# Basic frame data guide for newbies

#61

Thanks, OP: I found this thread very useful.

One question: why does Ryu’s cr.lk link into cr.lp when it’s +2 on hit, and cr.lp has 3 frames of start-up? Is it one of those weird cases of something comboing when the frame data says otherwise, or did I understand something wrong?

#62

It’s chaining from the light punch. Lights in general can chain together for like half the cast and most of the shotos.

You’ll notice this when you just mash on lights they come together, without needing timing.

As a side note, one of the things they don’t tell you is that you can’t cancel into specials from chains.

That is why you’ll notice if you do cr. lk into a tatsu or a fireball it will cancel, but shouldn’t if you do cr. lp, cr lk, fireball.

#63

I’m not great at math, but I’m gonna do my best learning this. I kinda understand it a bit, but I definitely need to read it up more. Thanks for simplifying it a bit for everybody.

#64

But I am confused. How can it ‘hit’ on the 4th frame if you’re in startup? I thought it is only considered a hit once you are in active frames.

#65

There are two conventions for frame data. He mentions in his description at the top he is referring to the convention where the last startup frame is considered the first active frame ‘because apparently people find it hard to add one in their head’.

Convention #1 Factually Correct
Startup is just the initial frame of the move so startup+1 = actual speed of the move a 3 frame move would have 2 frames of startup. Total duration for this move is now easy Startup+Active+Recovery.

Convention #2 Easy for looking at 1 frame Links
Startup = startup+first active frame so when you look at hit / block stun you can figure your links and frame traps without having to worry about if you added 1 to it or not. If you are +5 after cr. Jab then any move that has 5 or less in the startup column will link. Downside to #2 is that the total duration of the move is actually startup+active+recovery-1.

Old games use #1 but when SF4 came around more places started using #2 for obvious reasons (SF4 being retarded link heavy). Thus a lot of players became familiar with #2 so now most places use #2 but if you look up older game frame data they typically use #1.

#66

Sigh I just cant. None of this makes any sense to me. Like why does framedata even include the extra frame in startup if you just have to subtract it later? Shit makes no sense at all…

#67

What…?

#68

Why do you want to subract it later? What are you trying to figure out?

In a game like SFIV, if an opponent’s move is -8f on block, just look for a move in your arsenal that has its startup listed as 8f or less to know if you can use it to punish. You don’t need to subtract anything.

#69

Well, in the OP, he writes,

“The next column represents the move’s total lifespan in terms of frames. In this case, it’s 12. “But 4 + 3 + 6 = 13!!” I hear you say. That’s true but remember that the first frame of a move’s active phase is included in the startup!

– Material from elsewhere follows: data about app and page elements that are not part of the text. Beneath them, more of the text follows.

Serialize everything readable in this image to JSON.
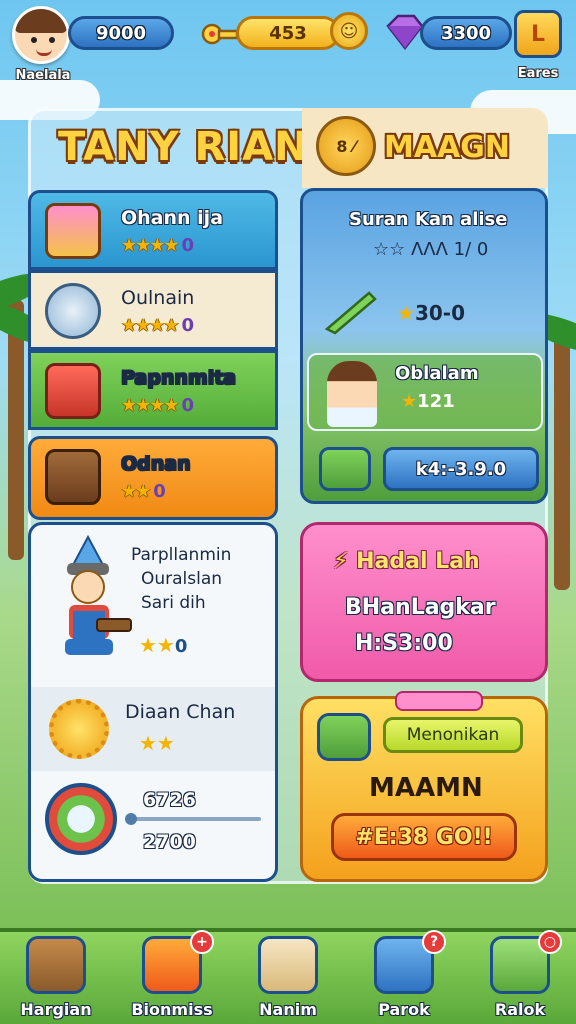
{
  "topbar": {
    "player_name": "Naelala",
    "currency_1": "9000",
    "currency_2": "453",
    "currency_3": "3300",
    "settings_label": "Eares",
    "settings_glyph": "L"
  },
  "header": {
    "title_left": "TANY RIAN",
    "title_right": "MAAGN",
    "helmet_glyph": "8 ⁄"
  },
  "left_list": [
    {
      "name": "Ohann ija",
      "stars": "★★★★",
      "num": "0",
      "color": "#35a8d9"
    },
    {
      "name": "Oulnain",
      "stars": "★★★★",
      "num": "0",
      "color": "#f5ead2"
    },
    {
      "name": "Papnnmita",
      "stars": "★★★★",
      "num": "0",
      "color": "#6cc24a"
    },
    {
      "name": "Odnan",
      "stars": "★★",
      "num": "0",
      "color": "#f7941d"
    }
  ],
  "worker_card": {
    "line1": "Parpllanmin",
    "line2": "Ouralslan",
    "line3": "Sari dih",
    "stars": "★★",
    "num": "0"
  },
  "gear_row": {
    "name": "Diaan Chan",
    "stars": "★★"
  },
  "shield_row": {
    "value_top": "6726",
    "value_bottom": "2700",
    "progress": 0.0
  },
  "right_panel": {
    "title": "Suran Kan alise",
    "stars_line": "☆☆ ΛΛΛ 1/ 0",
    "value": "30-0",
    "hero_name": "Oblalam",
    "hero_value": "121",
    "bar_value": "k4:-3.9.0"
  },
  "pink_card": {
    "title": "Hadal Lah",
    "subtitle": "BHanLagkar",
    "timer": "H:S3:00"
  },
  "yellow_card": {
    "tag": "Menonikan",
    "title": "MAAMN",
    "button": "#E:38 GO!!"
  },
  "nav": [
    {
      "label": "Hargian",
      "badge": ""
    },
    {
      "label": "Bionmiss",
      "badge": "+"
    },
    {
      "label": "Nanim",
      "badge": ""
    },
    {
      "label": "Parok",
      "badge": "?"
    },
    {
      "label": "Ralok",
      "badge": "○"
    }
  ]
}
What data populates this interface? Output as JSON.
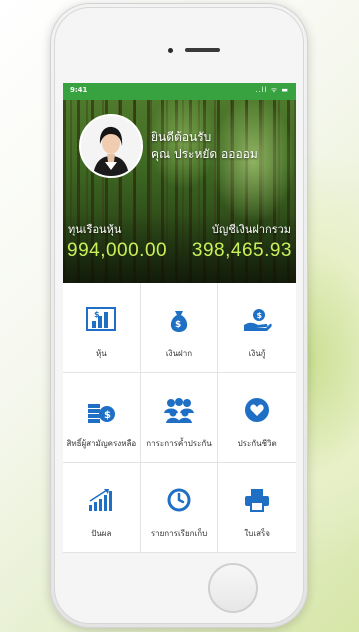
{
  "status_bar": {
    "time": "9:41",
    "icons": "..ll ᯤ ▬"
  },
  "header": {
    "greeting": "ยินดีต้อนรับ",
    "user_name": "คุณ ประหยัด  ออออม",
    "share_label": "ทุนเรือนหุ้น",
    "share_value": "994,000.00",
    "deposit_label": "บัญชีเงินฝากรวม",
    "deposit_value": "398,465.93"
  },
  "menu": [
    {
      "label": "หุ้น",
      "icon": "stock-chart-icon"
    },
    {
      "label": "เงินฝาก",
      "icon": "money-bag-icon"
    },
    {
      "label": "เงินกู้",
      "icon": "loan-hand-icon"
    },
    {
      "label": "สิทธิ์ผู้สามัญครงหลือ",
      "icon": "coins-stack-icon"
    },
    {
      "label": "การะการค้ำประกัน",
      "icon": "group-people-icon"
    },
    {
      "label": "ประกันชีวิต",
      "icon": "heart-shield-icon"
    },
    {
      "label": "ปันผล",
      "icon": "growth-chart-icon"
    },
    {
      "label": "รายการเรียกเก็บ",
      "icon": "clock-icon"
    },
    {
      "label": "ใบเสร็จ",
      "icon": "printer-icon"
    }
  ],
  "colors": {
    "brand_green": "#37a23f",
    "icon_blue": "#1f6fc5",
    "value_lime": "#c9f05a"
  }
}
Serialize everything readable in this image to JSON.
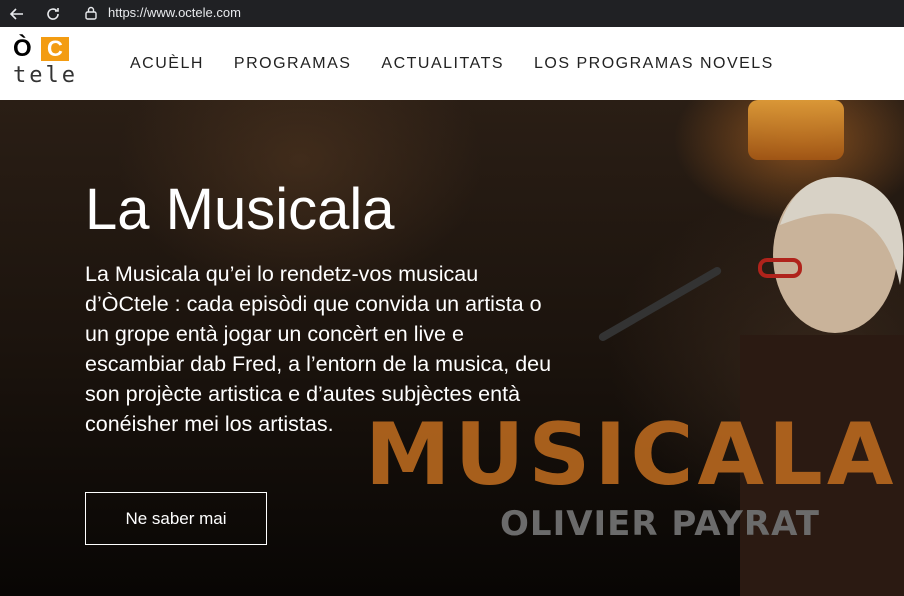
{
  "browser": {
    "url": "https://www.octele.com"
  },
  "logo": {
    "mark_o": "Ò",
    "mark_c": "C",
    "wordmark": "tele"
  },
  "nav": {
    "items": [
      {
        "label": "ACUÈLH"
      },
      {
        "label": "PROGRAMAS"
      },
      {
        "label": "ACTUALITATS"
      },
      {
        "label": "LOS PROGRAMAS NOVELS"
      }
    ]
  },
  "hero": {
    "title": "La Musicala",
    "description": "La Musicala qu’ei lo rendetz-vos musicau d’ÒCtele : cada episòdi que convida un artista o un grope entà jogar un concèrt en live e escambiar dab Fred, a l’entorn de la musica, deu son projècte artistica e d’autes subjèctes entà conéisher mei los artistas.",
    "cta_label": "Ne saber mai",
    "artwork_title": "MUSICALA",
    "artwork_subtitle": "OLIVIER PAYRAT"
  },
  "colors": {
    "accent": "#f39c12"
  }
}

So it’s actually 3 + 3 + 6.”

So aren’t you supposed to subtract 1 to get the frame data for stuff…? I’m confused…

#70

I never liked that notation for that reason, it can confuse some people because it is sort of a misnomer. To me start up should only be what leads up to the first active frame. That other notation has overlap where what they are calling start up includes one of the active frames.

I think of it simply as, if a move has a 3 frame startup, it can’t punish things that are -3 frames or less, even if it’s a frame perfect punish, because the move isn’t active until the 4th frame.

If I refer to something to a 3 frame jab, is means it has 2 frames of start up, and is active on the third frame, thus it can punish things are -3 or worse.

This really isn’t conveying any different information than the posts above, merely rephrasing it a bit.

#71

My question is what are you trying to figure out with regards to actual gameplay? Why do you want to know how long the move lasts?

There’s not really much you can do with that information that you don’t already know intuitively.

Remember, the first post also says this:

#72

Need some help.

Trying to read this but I have no idea what the number means at the start of the move in question e.g. 5LP

http://watissf.dantarion.com/sf5/boxdox/stats/cbt4/C91

Can someone tell me? Used to seeing crouch lp or c.lp

#73

It’s anime game notation. The numbers are your keyboard’s number pad. They correspond to joystick directions. 5lp is neutral light punch.

#74

Many thanks!

#75

Thanks a lot for this guide. Now I start to get an idea, what this frame data is all about.
One question: How are the frames per action determined? I mean, you can’t just count them, can you?

#76

For whatever reason I’m still not getting it. I have guides and I understand a little bit, but for the most part I am CLUELESS!!!

#77

I get the basics. But what about the more complex frame data?

#78

Such as?

#79

So I’d like to know if there’s a program or applet somewhere that I can use to figure out how much time is passing between button presses. I want to learn to kara-throw in 3S and it’s killing me.

#80

Search on Youtube for “3s Training Mode Emulator Guide”. The relevant part of the video is at 9m24s